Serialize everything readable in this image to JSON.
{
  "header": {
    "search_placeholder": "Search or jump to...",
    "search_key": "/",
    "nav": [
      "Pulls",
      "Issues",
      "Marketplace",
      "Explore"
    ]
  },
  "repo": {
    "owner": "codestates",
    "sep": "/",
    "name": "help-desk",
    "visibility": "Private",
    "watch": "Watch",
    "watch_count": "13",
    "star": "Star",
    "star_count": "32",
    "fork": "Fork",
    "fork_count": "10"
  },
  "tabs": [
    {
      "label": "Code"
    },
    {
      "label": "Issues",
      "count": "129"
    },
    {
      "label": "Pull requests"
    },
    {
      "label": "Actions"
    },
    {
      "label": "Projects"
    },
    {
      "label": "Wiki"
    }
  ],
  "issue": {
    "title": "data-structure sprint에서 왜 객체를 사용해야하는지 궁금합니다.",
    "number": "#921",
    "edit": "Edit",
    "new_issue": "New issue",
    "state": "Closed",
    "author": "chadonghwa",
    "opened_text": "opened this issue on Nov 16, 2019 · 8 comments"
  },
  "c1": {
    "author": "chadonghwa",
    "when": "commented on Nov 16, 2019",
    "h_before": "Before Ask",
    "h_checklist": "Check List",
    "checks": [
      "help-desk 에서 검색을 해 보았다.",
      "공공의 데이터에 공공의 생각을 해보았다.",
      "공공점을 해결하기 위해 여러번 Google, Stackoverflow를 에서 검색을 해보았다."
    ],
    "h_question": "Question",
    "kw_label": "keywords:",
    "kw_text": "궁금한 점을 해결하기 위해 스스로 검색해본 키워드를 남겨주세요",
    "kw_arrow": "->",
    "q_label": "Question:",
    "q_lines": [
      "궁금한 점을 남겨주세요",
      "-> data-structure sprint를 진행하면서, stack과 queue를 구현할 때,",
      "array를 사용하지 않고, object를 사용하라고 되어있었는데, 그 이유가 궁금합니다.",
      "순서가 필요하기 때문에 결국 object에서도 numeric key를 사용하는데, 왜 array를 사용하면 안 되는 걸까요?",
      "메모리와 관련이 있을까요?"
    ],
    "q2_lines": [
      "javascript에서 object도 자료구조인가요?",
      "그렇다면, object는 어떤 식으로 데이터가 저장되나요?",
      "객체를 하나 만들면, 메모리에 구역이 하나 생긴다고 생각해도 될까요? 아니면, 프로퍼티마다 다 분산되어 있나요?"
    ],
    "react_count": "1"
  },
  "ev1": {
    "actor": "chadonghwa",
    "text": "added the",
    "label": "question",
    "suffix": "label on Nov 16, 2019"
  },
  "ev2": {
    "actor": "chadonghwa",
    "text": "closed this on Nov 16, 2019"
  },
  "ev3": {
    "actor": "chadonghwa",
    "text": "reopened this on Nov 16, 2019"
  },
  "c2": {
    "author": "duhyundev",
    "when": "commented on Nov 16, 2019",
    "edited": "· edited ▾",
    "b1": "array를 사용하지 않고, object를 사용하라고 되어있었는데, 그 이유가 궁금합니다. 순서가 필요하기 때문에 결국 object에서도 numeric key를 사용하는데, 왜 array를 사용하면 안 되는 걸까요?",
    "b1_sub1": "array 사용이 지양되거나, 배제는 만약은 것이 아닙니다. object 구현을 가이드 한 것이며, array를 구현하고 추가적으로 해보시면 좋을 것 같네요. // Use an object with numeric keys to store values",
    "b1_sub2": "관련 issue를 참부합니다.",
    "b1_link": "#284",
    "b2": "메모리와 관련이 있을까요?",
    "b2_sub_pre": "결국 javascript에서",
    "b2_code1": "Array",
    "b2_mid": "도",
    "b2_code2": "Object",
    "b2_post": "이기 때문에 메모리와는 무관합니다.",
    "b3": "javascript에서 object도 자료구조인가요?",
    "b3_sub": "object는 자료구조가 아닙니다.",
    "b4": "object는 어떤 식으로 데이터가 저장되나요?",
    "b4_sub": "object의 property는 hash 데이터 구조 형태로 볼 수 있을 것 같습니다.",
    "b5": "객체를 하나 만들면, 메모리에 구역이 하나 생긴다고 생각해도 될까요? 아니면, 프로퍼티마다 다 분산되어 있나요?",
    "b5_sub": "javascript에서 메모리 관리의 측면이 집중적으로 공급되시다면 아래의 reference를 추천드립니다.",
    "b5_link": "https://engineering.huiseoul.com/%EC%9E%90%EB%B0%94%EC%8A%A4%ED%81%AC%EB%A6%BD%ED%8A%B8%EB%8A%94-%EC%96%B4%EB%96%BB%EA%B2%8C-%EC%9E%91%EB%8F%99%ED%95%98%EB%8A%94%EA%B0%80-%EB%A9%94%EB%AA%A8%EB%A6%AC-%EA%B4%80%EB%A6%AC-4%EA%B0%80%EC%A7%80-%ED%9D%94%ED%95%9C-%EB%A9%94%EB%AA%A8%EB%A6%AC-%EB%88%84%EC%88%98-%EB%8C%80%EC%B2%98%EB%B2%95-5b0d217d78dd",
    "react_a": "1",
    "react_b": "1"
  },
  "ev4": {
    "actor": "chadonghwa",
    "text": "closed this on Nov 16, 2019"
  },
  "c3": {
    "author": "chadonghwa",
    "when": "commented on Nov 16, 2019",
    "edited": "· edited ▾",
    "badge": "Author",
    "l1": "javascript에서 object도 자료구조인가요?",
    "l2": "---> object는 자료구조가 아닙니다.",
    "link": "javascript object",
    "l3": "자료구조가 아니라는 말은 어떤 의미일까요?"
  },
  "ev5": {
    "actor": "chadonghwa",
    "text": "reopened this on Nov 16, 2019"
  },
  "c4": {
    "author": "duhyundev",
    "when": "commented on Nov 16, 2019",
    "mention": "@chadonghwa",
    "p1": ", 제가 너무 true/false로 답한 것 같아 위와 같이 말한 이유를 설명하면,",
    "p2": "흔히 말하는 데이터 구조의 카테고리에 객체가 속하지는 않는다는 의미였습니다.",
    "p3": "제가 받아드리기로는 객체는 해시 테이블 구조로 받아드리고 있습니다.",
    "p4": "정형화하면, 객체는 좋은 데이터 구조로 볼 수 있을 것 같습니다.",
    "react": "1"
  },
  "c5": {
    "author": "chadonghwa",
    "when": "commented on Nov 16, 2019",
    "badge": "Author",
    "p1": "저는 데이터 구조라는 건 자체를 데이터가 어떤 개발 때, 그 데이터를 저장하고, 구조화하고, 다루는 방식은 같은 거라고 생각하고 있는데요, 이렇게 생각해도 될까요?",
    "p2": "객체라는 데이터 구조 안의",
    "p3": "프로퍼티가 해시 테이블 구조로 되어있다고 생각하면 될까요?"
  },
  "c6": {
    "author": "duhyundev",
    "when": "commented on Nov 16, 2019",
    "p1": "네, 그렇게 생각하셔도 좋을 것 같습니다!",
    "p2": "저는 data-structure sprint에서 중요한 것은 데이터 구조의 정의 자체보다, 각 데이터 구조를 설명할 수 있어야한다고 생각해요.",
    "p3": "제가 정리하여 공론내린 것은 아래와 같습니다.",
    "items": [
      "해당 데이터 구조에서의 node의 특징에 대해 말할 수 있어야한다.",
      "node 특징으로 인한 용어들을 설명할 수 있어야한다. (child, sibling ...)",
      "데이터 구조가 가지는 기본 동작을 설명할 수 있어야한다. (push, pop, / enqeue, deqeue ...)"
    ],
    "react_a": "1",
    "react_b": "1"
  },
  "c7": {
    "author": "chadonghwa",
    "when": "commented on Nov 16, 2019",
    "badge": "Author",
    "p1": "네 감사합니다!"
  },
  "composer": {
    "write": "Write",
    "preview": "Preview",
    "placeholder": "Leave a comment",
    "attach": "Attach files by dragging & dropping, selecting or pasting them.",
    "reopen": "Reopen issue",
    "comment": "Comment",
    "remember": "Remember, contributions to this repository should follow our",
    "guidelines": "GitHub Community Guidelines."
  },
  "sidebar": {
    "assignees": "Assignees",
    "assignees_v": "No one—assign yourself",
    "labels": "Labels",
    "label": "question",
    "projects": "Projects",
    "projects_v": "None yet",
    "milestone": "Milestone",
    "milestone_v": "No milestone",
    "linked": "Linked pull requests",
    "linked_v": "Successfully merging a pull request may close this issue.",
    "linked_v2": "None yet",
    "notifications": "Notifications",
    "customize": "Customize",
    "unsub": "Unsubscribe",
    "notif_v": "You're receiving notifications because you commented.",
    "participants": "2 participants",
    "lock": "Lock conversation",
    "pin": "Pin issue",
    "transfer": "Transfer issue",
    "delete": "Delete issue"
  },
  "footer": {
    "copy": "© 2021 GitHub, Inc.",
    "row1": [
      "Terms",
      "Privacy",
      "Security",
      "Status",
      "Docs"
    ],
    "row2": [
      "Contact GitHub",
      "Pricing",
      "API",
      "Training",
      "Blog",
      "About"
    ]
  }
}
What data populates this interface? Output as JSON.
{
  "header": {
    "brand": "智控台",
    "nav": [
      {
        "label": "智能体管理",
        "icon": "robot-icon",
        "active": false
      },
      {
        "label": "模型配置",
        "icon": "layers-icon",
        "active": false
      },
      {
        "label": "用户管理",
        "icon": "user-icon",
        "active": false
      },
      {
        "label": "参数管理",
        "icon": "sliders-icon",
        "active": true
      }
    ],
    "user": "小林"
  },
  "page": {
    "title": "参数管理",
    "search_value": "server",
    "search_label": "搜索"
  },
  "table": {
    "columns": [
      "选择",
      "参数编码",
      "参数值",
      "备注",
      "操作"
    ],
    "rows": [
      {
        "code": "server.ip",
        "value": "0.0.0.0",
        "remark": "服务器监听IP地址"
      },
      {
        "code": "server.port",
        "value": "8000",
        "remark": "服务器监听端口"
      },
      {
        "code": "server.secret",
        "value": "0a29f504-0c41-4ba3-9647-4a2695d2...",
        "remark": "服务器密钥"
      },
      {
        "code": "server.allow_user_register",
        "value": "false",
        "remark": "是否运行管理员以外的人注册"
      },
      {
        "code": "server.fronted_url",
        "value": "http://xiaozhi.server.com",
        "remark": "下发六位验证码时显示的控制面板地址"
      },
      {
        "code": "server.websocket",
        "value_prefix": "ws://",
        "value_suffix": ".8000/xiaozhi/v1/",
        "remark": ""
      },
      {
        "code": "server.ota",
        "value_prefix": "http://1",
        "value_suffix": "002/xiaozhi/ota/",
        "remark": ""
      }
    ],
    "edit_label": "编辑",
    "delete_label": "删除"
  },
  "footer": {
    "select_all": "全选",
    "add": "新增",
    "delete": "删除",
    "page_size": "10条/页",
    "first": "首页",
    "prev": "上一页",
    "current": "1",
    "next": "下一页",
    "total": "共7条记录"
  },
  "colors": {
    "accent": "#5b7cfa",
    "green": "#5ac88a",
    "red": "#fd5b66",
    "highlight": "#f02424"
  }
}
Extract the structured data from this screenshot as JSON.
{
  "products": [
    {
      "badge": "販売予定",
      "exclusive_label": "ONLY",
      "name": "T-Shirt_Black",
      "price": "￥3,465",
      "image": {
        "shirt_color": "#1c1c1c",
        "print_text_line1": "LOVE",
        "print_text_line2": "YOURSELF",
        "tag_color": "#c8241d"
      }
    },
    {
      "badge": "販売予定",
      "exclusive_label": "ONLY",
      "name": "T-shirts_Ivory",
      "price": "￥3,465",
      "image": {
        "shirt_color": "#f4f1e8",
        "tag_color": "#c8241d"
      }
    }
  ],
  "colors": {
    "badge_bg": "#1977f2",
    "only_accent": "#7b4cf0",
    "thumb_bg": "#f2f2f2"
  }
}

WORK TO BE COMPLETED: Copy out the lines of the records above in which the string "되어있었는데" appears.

TASK RESULT:
      "array를 사용하지 않고, object를 사용하라고 되어있었는데, 그 이유가 궁금합니다.",
    "b1": "array를 사용하지 않고, object를 사용하라고 되어있었는데, 그 이유가 궁금합니다. 순서가 필요하기 때문에 결국 object에서도 numeric key를 사용하는데, 왜 array를 사용하면 안 되는 걸까요?",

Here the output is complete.